There is only one solution:

Romans 12:21
Be not overcome of evil, but overcome evil with good.

I am a Libertarian with a capital "L" but I'm here to tell you that the
"just war theory" is bullshit and anyone who buys into it is not part of the
solution but is a part of the problem. The "just war theory" has only served to
further entrench the state and make it all the more intractable, the same goes for
individuals. If the situation has come down to war, then you have been asleep at
the wheel for a very long time and perhaps you should have your ass kicked.

So what of the cop that raped your wife? You want to tear his head off? Naturally.
But the problem isn't cop rapists, the problem is cops and their enablers.
And who are the enablers? . . . people who want to rip heads off, that's who.

Try thinking outside the box that is your tiny selfish little heart and you might
find peace.

MoT said...

Cabbie Paul, long time in responding as I find the blogger system to be quite limiting. I'm not into action movies per se so you must be thinking of someone else. And I do agree wholeheartedly that if you really want to be left alone you need to find some place too poor and indifferent to want to screw with you. Any place with too much time, money and incentive will always find a way to mess with people. In the States? Move to the sticks.

Now for cr106 and Christianity. I believe that one needn't go out of his way for revenge. Clearly. But we can thank legions of so-called bible believing Christians for all of the wars of opportunity and their support of the "troops" these years while we've been raped through taxation to support an empire of bases around the world. Where oh where and when for the love of god will they finally say "No" and stop suckling at the teat of Leviathan? Is it to keep their 501c3 status? How pathetic! Twains 'War Prayer' encapsulates their twisted, selfish and demented behavior. Fast forward a hundred years and it's no different today. I tell you this... if the Christian god is so small that he needs the help of this corrupt and evil people to bomb into oblivion foreigners then he must be pretty useless. How can believers on one side of their mouths exclaim that he holds your immortal soul in his hands and on the other feel he's incapable of understanding globo-political affairs and needs our help in bombing brown people?! Hypocrisy, thy name is Christian America. And I say this as one who long ago was a missionary so it comes as no joy saying this.

Anonymous said...

@ CR106,

you have a valid point, but there comes a certain point where you have to fight back. it'll be either to protect property, or life.

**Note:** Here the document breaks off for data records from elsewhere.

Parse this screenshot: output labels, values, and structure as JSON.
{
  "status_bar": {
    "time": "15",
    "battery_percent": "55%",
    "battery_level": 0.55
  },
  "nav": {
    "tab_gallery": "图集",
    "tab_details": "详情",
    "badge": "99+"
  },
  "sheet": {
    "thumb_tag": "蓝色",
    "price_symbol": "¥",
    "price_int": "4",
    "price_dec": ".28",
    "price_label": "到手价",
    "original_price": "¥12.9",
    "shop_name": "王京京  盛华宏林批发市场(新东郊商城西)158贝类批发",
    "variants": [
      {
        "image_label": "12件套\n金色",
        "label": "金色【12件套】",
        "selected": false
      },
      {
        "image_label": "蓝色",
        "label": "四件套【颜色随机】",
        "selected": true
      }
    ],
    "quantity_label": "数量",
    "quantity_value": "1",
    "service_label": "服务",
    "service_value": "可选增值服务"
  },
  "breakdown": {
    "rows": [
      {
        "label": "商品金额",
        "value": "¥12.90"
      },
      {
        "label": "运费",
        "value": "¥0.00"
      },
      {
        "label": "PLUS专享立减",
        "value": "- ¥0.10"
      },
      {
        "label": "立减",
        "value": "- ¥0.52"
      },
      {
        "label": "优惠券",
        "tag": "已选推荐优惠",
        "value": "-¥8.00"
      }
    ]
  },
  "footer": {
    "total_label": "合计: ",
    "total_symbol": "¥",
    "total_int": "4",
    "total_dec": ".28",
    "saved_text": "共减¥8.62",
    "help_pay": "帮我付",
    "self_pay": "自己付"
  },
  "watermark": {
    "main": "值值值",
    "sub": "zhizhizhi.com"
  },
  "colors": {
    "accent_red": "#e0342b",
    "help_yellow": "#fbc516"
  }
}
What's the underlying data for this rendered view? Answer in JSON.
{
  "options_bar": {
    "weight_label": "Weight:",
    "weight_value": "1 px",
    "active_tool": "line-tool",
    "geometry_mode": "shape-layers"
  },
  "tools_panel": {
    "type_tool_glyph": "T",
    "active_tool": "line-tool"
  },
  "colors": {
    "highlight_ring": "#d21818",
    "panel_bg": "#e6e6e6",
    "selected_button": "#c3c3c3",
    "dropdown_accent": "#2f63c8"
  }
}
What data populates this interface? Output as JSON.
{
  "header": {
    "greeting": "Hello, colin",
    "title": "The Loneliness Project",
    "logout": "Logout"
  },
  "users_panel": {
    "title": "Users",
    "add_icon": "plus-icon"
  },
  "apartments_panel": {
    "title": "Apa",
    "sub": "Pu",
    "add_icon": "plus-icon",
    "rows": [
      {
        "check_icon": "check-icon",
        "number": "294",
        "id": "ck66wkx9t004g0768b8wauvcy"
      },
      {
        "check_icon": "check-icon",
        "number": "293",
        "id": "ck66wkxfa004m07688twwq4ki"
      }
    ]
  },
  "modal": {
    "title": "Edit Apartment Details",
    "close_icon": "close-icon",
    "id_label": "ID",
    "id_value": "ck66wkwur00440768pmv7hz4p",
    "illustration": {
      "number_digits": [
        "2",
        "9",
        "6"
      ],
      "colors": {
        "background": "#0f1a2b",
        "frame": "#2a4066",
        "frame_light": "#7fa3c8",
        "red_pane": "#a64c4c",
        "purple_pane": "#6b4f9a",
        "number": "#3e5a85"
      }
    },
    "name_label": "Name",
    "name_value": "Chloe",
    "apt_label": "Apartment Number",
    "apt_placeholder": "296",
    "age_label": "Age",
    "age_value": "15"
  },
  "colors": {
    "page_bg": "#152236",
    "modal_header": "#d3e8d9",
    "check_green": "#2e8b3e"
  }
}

it's not always clear.

but i think what the hangup here is what is vengeance, and what is justice?

the two are not the same.

lastly, you are making another mistake me thinks.

this error is that only the state has, or should have, the power to right a wrong. . . .that the state, which got ALL of its power from YOU, has a monopoly on force.

i struggle with the same scripture, especially in light of the injustice i see.

however, i, and we all, have the right to defend life and property, and repeated assaults against such.

and who's to say that YOU are not the executor of God's vengeance upon someone who has disobeyed God? Did not God use the Assyrians to punish Israel and vice versa?

keep praying on it till you are at peace. i just think that some of us here have already reached that peace and know what will we do when the time comes.


Anonymous said...

The declaration of independence sums this matter for me nicely. Sometimes enough is enough.

Anonymous said...

So police are brutalizing citizens on the outside and the, once in custody, they get this?

Frightening world we live in...

Luton Ian said...

Between reading the original post and your fourth of December update, I watched some of the film "girl with the dragon tattoo"

I can't help but be reminded of Rooney Mara's (well written and well played) character trussing up the creep who had raped her, and tattooing

"I am a rapist pig"

in big letters on his torso, then later threatening to do the same on his forehead.

Fictional escapism, I know...

Anonymous said...

What gets me is that Ruben didn't have to register as a sex offender. Wtf? He was drugging and raping a minor, there can be no consensual sex in this! Fucking dirt bag piece of shit should be rotting in a jail cell for the rest of time.